dc.format.mimetype application/pdf en
dc.language.iso en en
dc.publisher University College Cork en
dc.relation.uri http://library.ucc.ie/record=b2027883~S0
dc.rights © 2011, Bairbre Walsh en
dc.rights.uri http://creativecommons.org/licenses/by-nc-nd/3.0/ en
dc.subject Claude McKay en
dc.subject Transnationalism en
dc.subject Black Atlantic en
dc.subject Fiction en
dc.subject Trilogy en
dc.subject.lcsh McKay, Claude, 1890-1948--Criticism and interpretation en
dc.title Claude McKay and the transnational novel en
dc.type Doctoral thesis en
dc.type.qualificationlevel Doctoral en
dc.type.qualificationname PhD (Arts) en
dc.internal.availability Full text available en
dc.description.version Accepted Version en
dc.contributor.funder Irish Research Council for Humanities and Social Sciences en
dc.description.status Not peer reviewed en
dc.internal.school English en


Files in this item

The following license files are associated with this item:

This item appears in the following Collection(s)

Show simple item record

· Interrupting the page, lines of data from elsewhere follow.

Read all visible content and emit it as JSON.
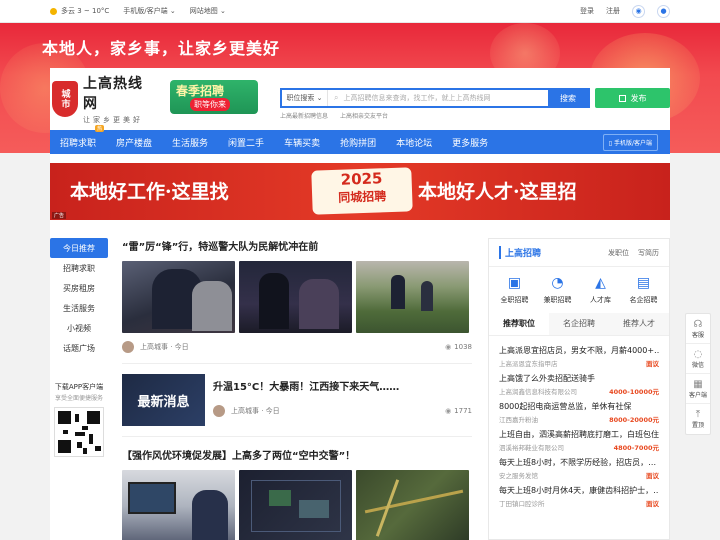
{
  "topbar": {
    "weather": "多云 3 ~ 10°C",
    "mobile_link": "手机版/客户端",
    "sitemap": "网站地图",
    "login": "登录",
    "register": "注册"
  },
  "banner": {
    "slogan": "本地人，家乡事，让家乡更美好"
  },
  "logo": {
    "seal": "城市",
    "name": "上高热线网",
    "subtitle": "让家乡更美好"
  },
  "promo": {
    "line1": "春季招聘",
    "line2": "职等你来"
  },
  "search": {
    "category": "职位搜索",
    "placeholder": "上高招聘信息来查询，找工作，就上上高热线网",
    "button": "搜索",
    "hint1": "上高最新招聘信息",
    "hint2": "上高相亲交友平台"
  },
  "publish_button": "发布",
  "nav": {
    "items": [
      "招聘求职",
      "房产楼盘",
      "生活服务",
      "闲置二手",
      "车辆买卖",
      "抢购拼团",
      "本地论坛",
      "更多服务"
    ],
    "hot_badge": "热",
    "mobile": "手机版/客户端"
  },
  "ad": {
    "left": "本地好工作·这里找",
    "year": "2025",
    "mid": "同城招聘",
    "right": "本地好人才·这里招",
    "tag": "广告"
  },
  "leftnav": {
    "items": [
      "今日推荐",
      "招聘求职",
      "买房租房",
      "生活服务",
      "小视频",
      "话题广场"
    ],
    "app_title": "下载APP客户端",
    "app_sub": "享受全面便捷服务"
  },
  "feed": [
    {
      "title": "“雷”厉“锋”行，特巡警大队为民解忧冲在前",
      "author": "上高城事 · 今日",
      "views": "1038"
    },
    {
      "title": "升温15°C！大暴雨！江西接下来天气……",
      "thumb_text": "最新消息",
      "author": "上高城事 · 今日",
      "views": "1771"
    },
    {
      "title": "【强作风优环境促发展】上高多了两位“空中交警”！"
    }
  ],
  "right": {
    "title": "上高招聘",
    "link1": "发职位",
    "link2": "写简历",
    "icons": [
      {
        "label": "全职招聘",
        "icon": "briefcase-icon"
      },
      {
        "label": "兼职招聘",
        "icon": "part-time-icon"
      },
      {
        "label": "人才库",
        "icon": "graduation-cap-icon"
      },
      {
        "label": "名企招聘",
        "icon": "building-icon"
      }
    ],
    "tabs": [
      "推荐职位",
      "名企招聘",
      "推荐人才"
    ],
    "jobs": [
      {
        "title": "上高派恩宜招店员，男女不限，月薪4000+…",
        "company": "上高派恩宜东指甲店",
        "salary": "面议"
      },
      {
        "title": "上高饿了么外卖招配送骑手",
        "company": "上高润鑫信息科技有限公司",
        "salary": "4000-10000元"
      },
      {
        "title": "8000起招电商运营总监，单休有社保",
        "company": "江西嘉升粉油",
        "salary": "8000-20000元"
      },
      {
        "title": "上班自由，泗溪高薪招聘底打磨工，白班包住",
        "company": "泗溪裕邦鞋业有限公司",
        "salary": "4800-7000元"
      },
      {
        "title": "每天上班8小时，不限学历经验，招店员，…",
        "company": "安之服务发馆",
        "salary": "面议"
      },
      {
        "title": "每天上班8小时月休4天，康健齿科招护士，…",
        "company": "丁田镇口腔诊所",
        "salary": "面议"
      }
    ]
  },
  "float": [
    "客服",
    "微信",
    "客户端",
    "置顶"
  ]
}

© 2011, Bairbre Walsh Except where otherwise noted, this item's license is described as © 2011, Bairbre Walsh
This website uses cookies. By using this website, you consent to the use of cookies in accordance with the UCC Privacy and Cookies Statement. For more information about cookies and how you can disable them, visit our Privacy and Cookies statement